While I don’t think we could hit the 60 minute mark, especially at weekends and off-hours, those are our goals and there is no question that we will be there fairly soon. But we’re in the mode where at least all messages that are actually directed to us are being reviewed. Especially on our high profile channels, where our customer support teams are looking at 1,500 to 2,000 posts on a monthly basis, where they’re categorizing and making decisions around those things.
What I guess is acceptable in my mind is I think we can make the commitment to ensuring that the customer knows that we’ve received the message and we’re working on it. I can’t guarantee that we can get the expert who knows the answer involved, especially in that hour time frame. So, I think it’s communication that’s the biggest point there. At least knowing that somebody’s handling it is what I would consider success.
Jay: Yeah. I think there’s got to be some expectation setting, right? I’m seeing more companies do this in their Twitter bio in particular, perhaps somewhat less so on Facebook. But in Twitter bios where it’s sometimes says, “Answering tweets from 8:00 a.m. to 5:00 p.m. Monday through Friday,” or whatever the circumstances are.
The same whether you have hours on the front of your retail business, smart companies are starting to post hours on their Twitter accounts to set expectations to not give people the belief that they’re listening at 3:30 in the morning on Sunday.
Brian: Right. Yeah. I think that’s a great point. You’ve got to be clear on how you’re operating, absolutely.
Jay: Because if you tell people look, expect a four-hour response and then you give them a three-hour response, they’re delighted.
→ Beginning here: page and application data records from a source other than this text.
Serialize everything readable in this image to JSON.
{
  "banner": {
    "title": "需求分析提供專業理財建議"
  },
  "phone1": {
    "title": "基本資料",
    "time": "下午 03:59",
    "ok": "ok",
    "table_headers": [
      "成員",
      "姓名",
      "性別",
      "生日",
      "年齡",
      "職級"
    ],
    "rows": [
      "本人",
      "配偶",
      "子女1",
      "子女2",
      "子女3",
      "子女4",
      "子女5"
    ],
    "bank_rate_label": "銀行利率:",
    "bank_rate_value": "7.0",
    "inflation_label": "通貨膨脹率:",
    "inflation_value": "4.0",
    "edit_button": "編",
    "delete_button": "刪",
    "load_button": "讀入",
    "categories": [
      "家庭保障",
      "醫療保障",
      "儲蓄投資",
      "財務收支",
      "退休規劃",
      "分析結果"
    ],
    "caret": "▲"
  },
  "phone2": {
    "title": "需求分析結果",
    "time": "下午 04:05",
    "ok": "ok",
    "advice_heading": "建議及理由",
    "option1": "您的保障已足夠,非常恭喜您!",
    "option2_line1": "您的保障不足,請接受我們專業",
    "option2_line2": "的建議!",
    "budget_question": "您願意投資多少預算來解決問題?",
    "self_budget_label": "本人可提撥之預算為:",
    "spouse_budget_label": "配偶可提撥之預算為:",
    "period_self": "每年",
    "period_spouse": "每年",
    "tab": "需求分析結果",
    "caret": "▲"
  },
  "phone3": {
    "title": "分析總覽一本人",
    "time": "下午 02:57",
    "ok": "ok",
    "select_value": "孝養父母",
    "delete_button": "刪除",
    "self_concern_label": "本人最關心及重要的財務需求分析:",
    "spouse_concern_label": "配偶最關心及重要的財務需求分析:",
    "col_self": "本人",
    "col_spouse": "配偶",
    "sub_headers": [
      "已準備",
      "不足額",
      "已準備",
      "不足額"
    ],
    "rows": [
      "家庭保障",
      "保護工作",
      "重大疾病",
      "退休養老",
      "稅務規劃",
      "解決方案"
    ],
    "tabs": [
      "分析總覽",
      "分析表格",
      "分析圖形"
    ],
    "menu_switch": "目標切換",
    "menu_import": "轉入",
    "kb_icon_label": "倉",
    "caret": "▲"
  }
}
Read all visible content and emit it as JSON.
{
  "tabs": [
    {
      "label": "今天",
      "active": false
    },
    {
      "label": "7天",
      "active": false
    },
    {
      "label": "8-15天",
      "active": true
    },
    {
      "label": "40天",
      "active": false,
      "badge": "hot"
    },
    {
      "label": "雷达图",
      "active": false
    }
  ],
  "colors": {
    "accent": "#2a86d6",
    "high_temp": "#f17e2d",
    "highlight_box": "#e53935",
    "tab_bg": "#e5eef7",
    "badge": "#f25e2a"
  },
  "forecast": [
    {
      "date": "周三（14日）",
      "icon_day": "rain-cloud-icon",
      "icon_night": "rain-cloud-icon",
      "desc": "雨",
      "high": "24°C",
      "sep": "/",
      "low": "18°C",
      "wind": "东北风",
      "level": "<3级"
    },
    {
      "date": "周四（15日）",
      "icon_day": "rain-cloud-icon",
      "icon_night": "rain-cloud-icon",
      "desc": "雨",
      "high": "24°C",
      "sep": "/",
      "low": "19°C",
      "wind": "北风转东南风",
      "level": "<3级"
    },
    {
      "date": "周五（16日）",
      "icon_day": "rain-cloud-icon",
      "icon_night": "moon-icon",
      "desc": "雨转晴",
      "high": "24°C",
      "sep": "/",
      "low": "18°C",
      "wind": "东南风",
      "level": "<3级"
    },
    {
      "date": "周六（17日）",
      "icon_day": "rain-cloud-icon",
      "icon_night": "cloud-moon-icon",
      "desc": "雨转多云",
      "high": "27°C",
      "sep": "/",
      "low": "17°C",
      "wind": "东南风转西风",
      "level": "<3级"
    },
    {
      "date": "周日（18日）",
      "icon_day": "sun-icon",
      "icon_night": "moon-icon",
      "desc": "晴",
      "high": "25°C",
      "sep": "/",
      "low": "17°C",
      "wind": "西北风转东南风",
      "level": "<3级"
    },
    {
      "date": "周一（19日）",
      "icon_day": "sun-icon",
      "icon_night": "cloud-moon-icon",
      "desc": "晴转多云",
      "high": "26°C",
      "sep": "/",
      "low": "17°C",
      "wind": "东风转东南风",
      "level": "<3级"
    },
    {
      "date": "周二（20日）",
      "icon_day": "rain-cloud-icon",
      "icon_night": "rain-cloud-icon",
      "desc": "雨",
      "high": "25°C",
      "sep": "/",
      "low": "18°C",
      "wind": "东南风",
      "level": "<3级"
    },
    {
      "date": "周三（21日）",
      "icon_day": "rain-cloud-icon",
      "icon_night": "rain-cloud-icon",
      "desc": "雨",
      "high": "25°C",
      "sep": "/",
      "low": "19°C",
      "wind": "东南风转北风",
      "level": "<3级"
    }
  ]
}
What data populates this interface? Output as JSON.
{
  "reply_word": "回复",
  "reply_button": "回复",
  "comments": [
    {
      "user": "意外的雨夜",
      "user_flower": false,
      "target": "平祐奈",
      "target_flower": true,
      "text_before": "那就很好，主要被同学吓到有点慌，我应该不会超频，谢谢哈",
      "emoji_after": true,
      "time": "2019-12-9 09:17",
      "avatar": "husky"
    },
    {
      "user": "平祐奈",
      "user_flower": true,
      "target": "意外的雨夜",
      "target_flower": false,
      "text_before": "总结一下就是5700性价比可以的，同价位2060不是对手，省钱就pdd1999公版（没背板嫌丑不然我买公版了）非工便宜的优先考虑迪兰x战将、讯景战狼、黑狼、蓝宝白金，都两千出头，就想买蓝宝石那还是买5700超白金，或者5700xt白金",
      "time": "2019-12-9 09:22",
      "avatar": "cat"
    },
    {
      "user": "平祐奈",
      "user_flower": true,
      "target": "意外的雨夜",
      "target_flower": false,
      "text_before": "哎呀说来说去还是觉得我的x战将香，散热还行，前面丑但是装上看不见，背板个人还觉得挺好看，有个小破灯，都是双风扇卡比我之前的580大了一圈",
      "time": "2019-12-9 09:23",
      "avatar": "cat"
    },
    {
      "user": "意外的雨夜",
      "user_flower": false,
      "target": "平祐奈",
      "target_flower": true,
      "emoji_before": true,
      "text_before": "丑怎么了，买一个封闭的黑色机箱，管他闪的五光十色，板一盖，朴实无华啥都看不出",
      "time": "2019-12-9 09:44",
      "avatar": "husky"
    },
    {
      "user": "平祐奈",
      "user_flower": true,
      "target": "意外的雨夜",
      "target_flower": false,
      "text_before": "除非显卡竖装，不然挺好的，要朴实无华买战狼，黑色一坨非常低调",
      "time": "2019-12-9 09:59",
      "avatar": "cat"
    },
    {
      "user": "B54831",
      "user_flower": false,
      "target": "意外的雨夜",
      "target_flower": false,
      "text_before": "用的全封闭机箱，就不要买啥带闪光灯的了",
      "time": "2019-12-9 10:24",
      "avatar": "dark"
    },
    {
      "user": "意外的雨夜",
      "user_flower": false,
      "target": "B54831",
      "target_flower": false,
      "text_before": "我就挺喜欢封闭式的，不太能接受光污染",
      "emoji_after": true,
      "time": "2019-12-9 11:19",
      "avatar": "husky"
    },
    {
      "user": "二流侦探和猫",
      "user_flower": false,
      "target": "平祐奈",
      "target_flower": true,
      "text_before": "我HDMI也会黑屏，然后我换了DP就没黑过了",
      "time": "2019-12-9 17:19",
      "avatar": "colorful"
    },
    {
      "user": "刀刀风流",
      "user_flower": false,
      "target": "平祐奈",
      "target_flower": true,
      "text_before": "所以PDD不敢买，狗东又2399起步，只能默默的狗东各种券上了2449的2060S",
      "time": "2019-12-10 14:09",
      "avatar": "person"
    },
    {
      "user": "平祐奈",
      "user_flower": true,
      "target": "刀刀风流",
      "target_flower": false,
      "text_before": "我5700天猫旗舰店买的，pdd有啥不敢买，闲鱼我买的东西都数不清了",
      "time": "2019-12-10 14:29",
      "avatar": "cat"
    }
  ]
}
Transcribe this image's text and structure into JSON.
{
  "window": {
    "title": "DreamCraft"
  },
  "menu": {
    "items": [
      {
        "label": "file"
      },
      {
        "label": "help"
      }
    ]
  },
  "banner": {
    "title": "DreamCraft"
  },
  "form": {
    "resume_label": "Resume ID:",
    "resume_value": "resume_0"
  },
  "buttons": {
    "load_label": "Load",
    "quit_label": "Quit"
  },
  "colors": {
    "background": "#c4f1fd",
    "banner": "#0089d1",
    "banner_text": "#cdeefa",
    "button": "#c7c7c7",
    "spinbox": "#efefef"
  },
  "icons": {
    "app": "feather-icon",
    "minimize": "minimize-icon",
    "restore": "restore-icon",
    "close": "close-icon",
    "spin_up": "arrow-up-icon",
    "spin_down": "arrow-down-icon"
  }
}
But if you don’t tell anybody anything and they expect a 45- minute response and you give them a three-hour response, they’re unhappy. So a lot of it’s just about expectation management, more so than the actual response time, I think.
Brian: Yeah. I think you’re right. That echoes kind of what I’m thinking there, is even a note to say, “Hey, we saw your message. It’s got to get passed to the right person. Give us a day,” or something like that, that at least closes the loop on the near term communication that’s needed.
Social Pros Shoutout
Brian: I’ve got two people that I think about and at least I follow their blogs and am interested in what they have to say. So, one guy is Tim Patterson, and these guys may be off the radar of a lot of folks.
Jay: That’s the whole idea. That’s the whole idea.
Brian: I don’t know their following is all that big. But Tim Patterson goes by the name The Trade Show Guy. We like to listen in to him to hear what he has to say. He’s got some pretty good fundamental thoughts on how to combine physical activities of shows and exhibits, and then combine everything between Foursquare and Google Plus and just whatever tool might fit that venue. So, I like him.
Jay: That’s very cool. I don’t think I know Tim. It sounds like he’d be a great guest on the show.
Brian: Yeah, absolutely. Then the second is – I hope I don’t butcher his name – Achinta Mitra. He’s basically focused on industrial B2B marketing. So I know he works with a lot of manufacturers and folks who are dealing with industrial B2B issues, and trying to be a really good advocate for how social works with these customers that get the, I don’t know, stereotype of not using social media.
Jay: Right, excellent. Well, we will make sure to link up both of those in the transcript for the show. Those were great Social Pros shout outs. Brian, it was fantastic to have you on this show. I’m really glad that you were able to take the time to do it. I love what you’re doing at Caterpillar. We’re delighted to be involved from time to time and just thank you. Thanks for being here.
Brian: I appreciate it. It was great.
See you next week!